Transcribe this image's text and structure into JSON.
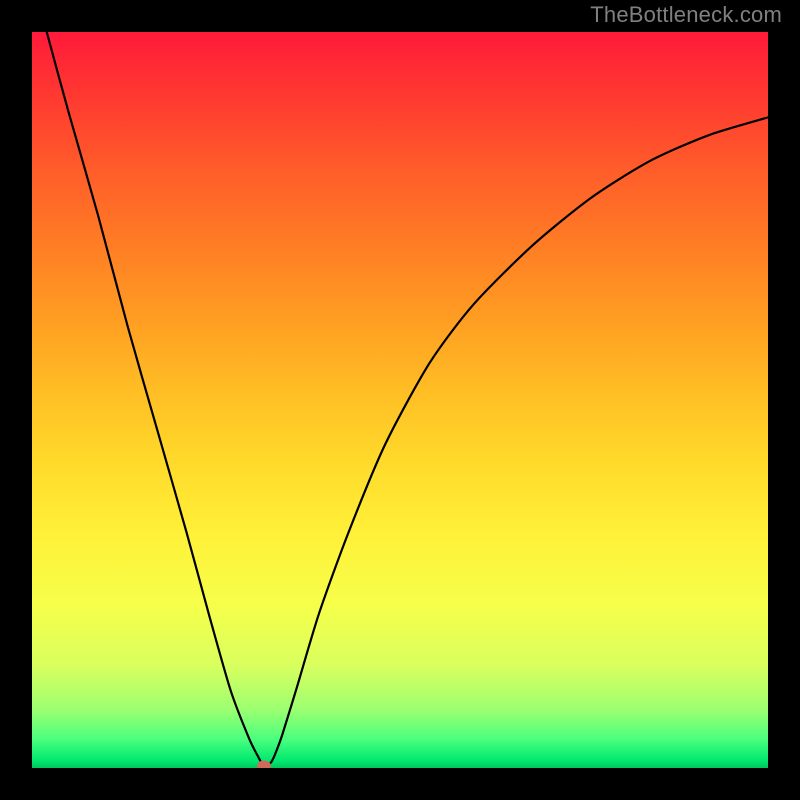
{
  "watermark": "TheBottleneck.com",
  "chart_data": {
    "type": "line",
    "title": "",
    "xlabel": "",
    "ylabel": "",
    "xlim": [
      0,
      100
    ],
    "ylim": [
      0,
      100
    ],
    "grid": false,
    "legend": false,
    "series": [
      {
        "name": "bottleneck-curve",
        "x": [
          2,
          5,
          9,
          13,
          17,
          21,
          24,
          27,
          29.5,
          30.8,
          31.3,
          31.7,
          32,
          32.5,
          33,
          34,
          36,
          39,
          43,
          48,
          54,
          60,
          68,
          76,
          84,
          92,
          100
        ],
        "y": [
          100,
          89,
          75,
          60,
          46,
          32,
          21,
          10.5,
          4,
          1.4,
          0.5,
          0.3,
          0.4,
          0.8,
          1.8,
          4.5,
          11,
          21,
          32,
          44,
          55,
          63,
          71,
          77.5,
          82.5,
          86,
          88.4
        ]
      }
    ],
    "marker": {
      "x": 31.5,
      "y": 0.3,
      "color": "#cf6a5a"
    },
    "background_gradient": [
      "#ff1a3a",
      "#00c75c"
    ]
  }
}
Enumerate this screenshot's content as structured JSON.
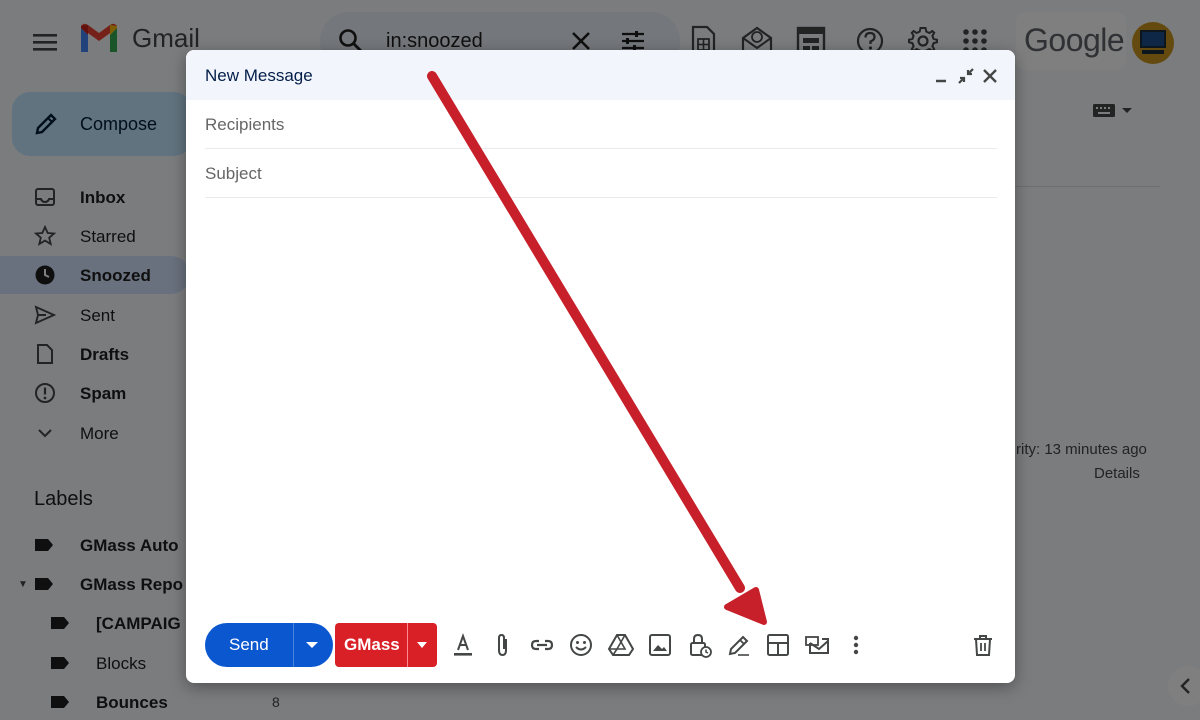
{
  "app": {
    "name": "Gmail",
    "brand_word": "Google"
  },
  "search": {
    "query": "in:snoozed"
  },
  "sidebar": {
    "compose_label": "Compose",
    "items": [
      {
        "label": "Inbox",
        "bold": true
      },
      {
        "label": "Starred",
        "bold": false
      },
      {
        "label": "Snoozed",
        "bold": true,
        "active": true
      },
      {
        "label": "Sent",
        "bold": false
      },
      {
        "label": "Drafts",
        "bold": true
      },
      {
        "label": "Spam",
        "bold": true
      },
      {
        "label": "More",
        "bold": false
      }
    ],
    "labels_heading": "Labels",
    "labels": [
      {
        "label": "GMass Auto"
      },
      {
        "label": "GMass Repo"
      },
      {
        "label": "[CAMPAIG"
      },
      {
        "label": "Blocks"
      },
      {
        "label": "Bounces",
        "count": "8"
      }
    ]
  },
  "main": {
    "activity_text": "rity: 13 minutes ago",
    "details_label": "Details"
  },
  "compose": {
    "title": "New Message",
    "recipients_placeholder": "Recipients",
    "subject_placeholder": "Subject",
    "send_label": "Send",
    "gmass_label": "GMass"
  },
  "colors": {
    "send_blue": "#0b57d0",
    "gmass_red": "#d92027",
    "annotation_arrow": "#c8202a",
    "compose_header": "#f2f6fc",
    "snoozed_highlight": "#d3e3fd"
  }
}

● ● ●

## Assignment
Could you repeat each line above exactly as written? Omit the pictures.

## Written answer
Transcribe this image's text and structure into JSON.
{
  "watermark": "TheBottleneck.com",
  "chart_data": {
    "type": "line",
    "title": "",
    "xlabel": "",
    "ylabel": "",
    "xlim": [
      0,
      100
    ],
    "ylim": [
      0,
      100
    ],
    "grid": false,
    "legend": false,
    "series": [
      {
        "name": "bottleneck-curve",
        "x": [
          2,
          5,
          9,
          13,
          17,
          21,
          24,
          27,
          29.5,
          30.8,
          31.3,
          31.7,
          32,
          32.5,
          33,
          34,
          36,
          39,
          43,
          48,
          54,
          60,
          68,
          76,
          84,
          92,
          100
        ],
        "y": [
          100,
          89,
          75,
          60,
          46,
          32,
          21,
          10.5,
          4,
          1.4,
          0.5,
          0.3,
          0.4,
          0.8,
          1.8,
          4.5,
          11,
          21,
          32,
          44,
          55,
          63,
          71,
          77.5,
          82.5,
          86,
          88.4
        ]
      }
    ],
    "marker": {
      "x": 31.5,
      "y": 0.3,
      "color": "#cf6a5a"
    },
    "background_gradient": [
      "#ff1a3a",
      "#00c75c"
    ]
  }
}
Enumerate this screenshot's content as structured JSON.
{
  "app": {
    "name": "Gmail",
    "brand_word": "Google"
  },
  "search": {
    "query": "in:snoozed"
  },
  "sidebar": {
    "compose_label": "Compose",
    "items": [
      {
        "label": "Inbox",
        "bold": true
      },
      {
        "label": "Starred",
        "bold": false
      },
      {
        "label": "Snoozed",
        "bold": true,
        "active": true
      },
      {
        "label": "Sent",
        "bold": false
      },
      {
        "label": "Drafts",
        "bold": true
      },
      {
        "label": "Spam",
        "bold": true
      },
      {
        "label": "More",
        "bold": false
      }
    ],
    "labels_heading": "Labels",
    "labels": [
      {
        "label": "GMass Auto"
      },
      {
        "label": "GMass Repo"
      },
      {
        "label": "[CAMPAIG"
      },
      {
        "label": "Blocks"
      },
      {
        "label": "Bounces",
        "count": "8"
      }
    ]
  },
  "main": {
    "activity_text": "rity: 13 minutes ago",
    "details_label": "Details"
  },
  "compose": {
    "title": "New Message",
    "recipients_placeholder": "Recipients",
    "subject_placeholder": "Subject",
    "send_label": "Send",
    "gmass_label": "GMass"
  },
  "colors": {
    "send_blue": "#0b57d0",
    "gmass_red": "#d92027",
    "annotation_arrow": "#c8202a",
    "compose_header": "#f2f6fc",
    "snoozed_highlight": "#d3e3fd"
  }
}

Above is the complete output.